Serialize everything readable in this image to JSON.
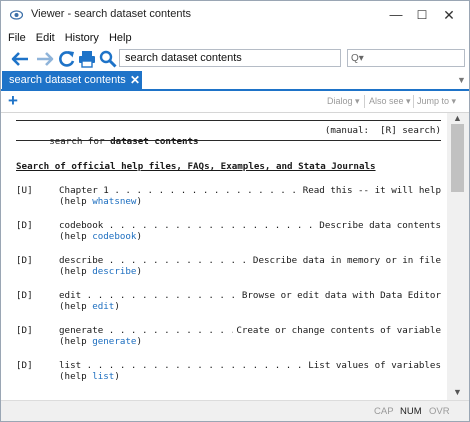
{
  "window": {
    "title": "Viewer - search dataset contents",
    "controls": {
      "minimize": "—",
      "maximize": "☐",
      "close": "✕"
    }
  },
  "menu": [
    "File",
    "Edit",
    "History",
    "Help"
  ],
  "toolbar": {
    "address_value": "search dataset contents",
    "search_placeholder": "",
    "search_icon_text": "Q▾"
  },
  "tabs": [
    {
      "label": "search dataset contents",
      "close": "✕",
      "active": true
    }
  ],
  "subtoolbar": {
    "add": "+",
    "dialog": "Dialog ▾",
    "also_see": "Also see ▾",
    "jump_to": "Jump to ▾"
  },
  "content": {
    "search_prefix": "search for ",
    "search_term": "dataset contents",
    "manual": "(manual:  [R] search)",
    "section_heading": "Search of official help files, FAQs, Examples, and Stata Journals",
    "entries": [
      {
        "tag": "[U]",
        "cmd": "Chapter 1",
        "dots": "Chapter 1 . . . . . . . . . . . . . . . . .",
        "desc": "Read this -- it will help",
        "help_prefix": "(help ",
        "help_link": "whatsnew",
        "help_suffix": ")"
      },
      {
        "tag": "[D]",
        "cmd": "codebook",
        "dots": "codebook . . . . . . . . . . . . . . . . . . . . . . .",
        "desc": "Describe data contents",
        "help_prefix": "(help ",
        "help_link": "codebook",
        "help_suffix": ")"
      },
      {
        "tag": "[D]",
        "cmd": "describe",
        "dots": "describe . . . . . . . . . . . . . . .",
        "desc": "Describe data in memory or in file",
        "help_prefix": "(help ",
        "help_link": "describe",
        "help_suffix": ")"
      },
      {
        "tag": "[D]",
        "cmd": "edit",
        "dots": "edit . . . . . . . . . . . . . . . . . . . . .",
        "desc": "Browse or edit data with Data Editor",
        "help_prefix": "(help ",
        "help_link": "edit",
        "help_suffix": ")"
      },
      {
        "tag": "[D]",
        "cmd": "generate",
        "dots": "generate . . . . . . . . . . . . . .",
        "desc": "Create or change contents of variable",
        "help_prefix": "(help ",
        "help_link": "generate",
        "help_suffix": ")"
      },
      {
        "tag": "[D]",
        "cmd": "list",
        "dots": "list . . . . . . . . . . . . . . . . . . . . . . . . . . . .",
        "desc": "List values of variables",
        "help_prefix": "(help ",
        "help_link": "list",
        "help_suffix": ")"
      }
    ]
  },
  "statusbar": {
    "cap": "CAP",
    "num": "NUM",
    "ovr": "OVR"
  },
  "colors": {
    "accent": "#1e73c8",
    "link": "#1e6fc0"
  }
}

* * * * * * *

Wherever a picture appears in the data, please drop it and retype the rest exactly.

Serialize everything readable in this image to JSON.
{
  "window": {
    "title": "Viewer - search dataset contents",
    "controls": {
      "minimize": "—",
      "maximize": "☐",
      "close": "✕"
    }
  },
  "menu": [
    "File",
    "Edit",
    "History",
    "Help"
  ],
  "toolbar": {
    "address_value": "search dataset contents",
    "search_placeholder": "",
    "search_icon_text": "Q▾"
  },
  "tabs": [
    {
      "label": "search dataset contents",
      "close": "✕",
      "active": true
    }
  ],
  "subtoolbar": {
    "add": "+",
    "dialog": "Dialog ▾",
    "also_see": "Also see ▾",
    "jump_to": "Jump to ▾"
  },
  "content": {
    "search_prefix": "search for ",
    "search_term": "dataset contents",
    "manual": "(manual:  [R] search)",
    "section_heading": "Search of official help files, FAQs, Examples, and Stata Journals",
    "entries": [
      {
        "tag": "[U]",
        "cmd": "Chapter 1",
        "dots": "Chapter 1 . . . . . . . . . . . . . . . . .",
        "desc": "Read this -- it will help",
        "help_prefix": "(help ",
        "help_link": "whatsnew",
        "help_suffix": ")"
      },
      {
        "tag": "[D]",
        "cmd": "codebook",
        "dots": "codebook . . . . . . . . . . . . . . . . . . . . . . .",
        "desc": "Describe data contents",
        "help_prefix": "(help ",
        "help_link": "codebook",
        "help_suffix": ")"
      },
      {
        "tag": "[D]",
        "cmd": "describe",
        "dots": "describe . . . . . . . . . . . . . . .",
        "desc": "Describe data in memory or in file",
        "help_prefix": "(help ",
        "help_link": "describe",
        "help_suffix": ")"
      },
      {
        "tag": "[D]",
        "cmd": "edit",
        "dots": "edit . . . . . . . . . . . . . . . . . . . . .",
        "desc": "Browse or edit data with Data Editor",
        "help_prefix": "(help ",
        "help_link": "edit",
        "help_suffix": ")"
      },
      {
        "tag": "[D]",
        "cmd": "generate",
        "dots": "generate . . . . . . . . . . . . . .",
        "desc": "Create or change contents of variable",
        "help_prefix": "(help ",
        "help_link": "generate",
        "help_suffix": ")"
      },
      {
        "tag": "[D]",
        "cmd": "list",
        "dots": "list . . . . . . . . . . . . . . . . . . . . . . . . . . . .",
        "desc": "List values of variables",
        "help_prefix": "(help ",
        "help_link": "list",
        "help_suffix": ")"
      }
    ]
  },
  "statusbar": {
    "cap": "CAP",
    "num": "NUM",
    "ovr": "OVR"
  },
  "colors": {
    "accent": "#1e73c8",
    "link": "#1e6fc0"
  }
}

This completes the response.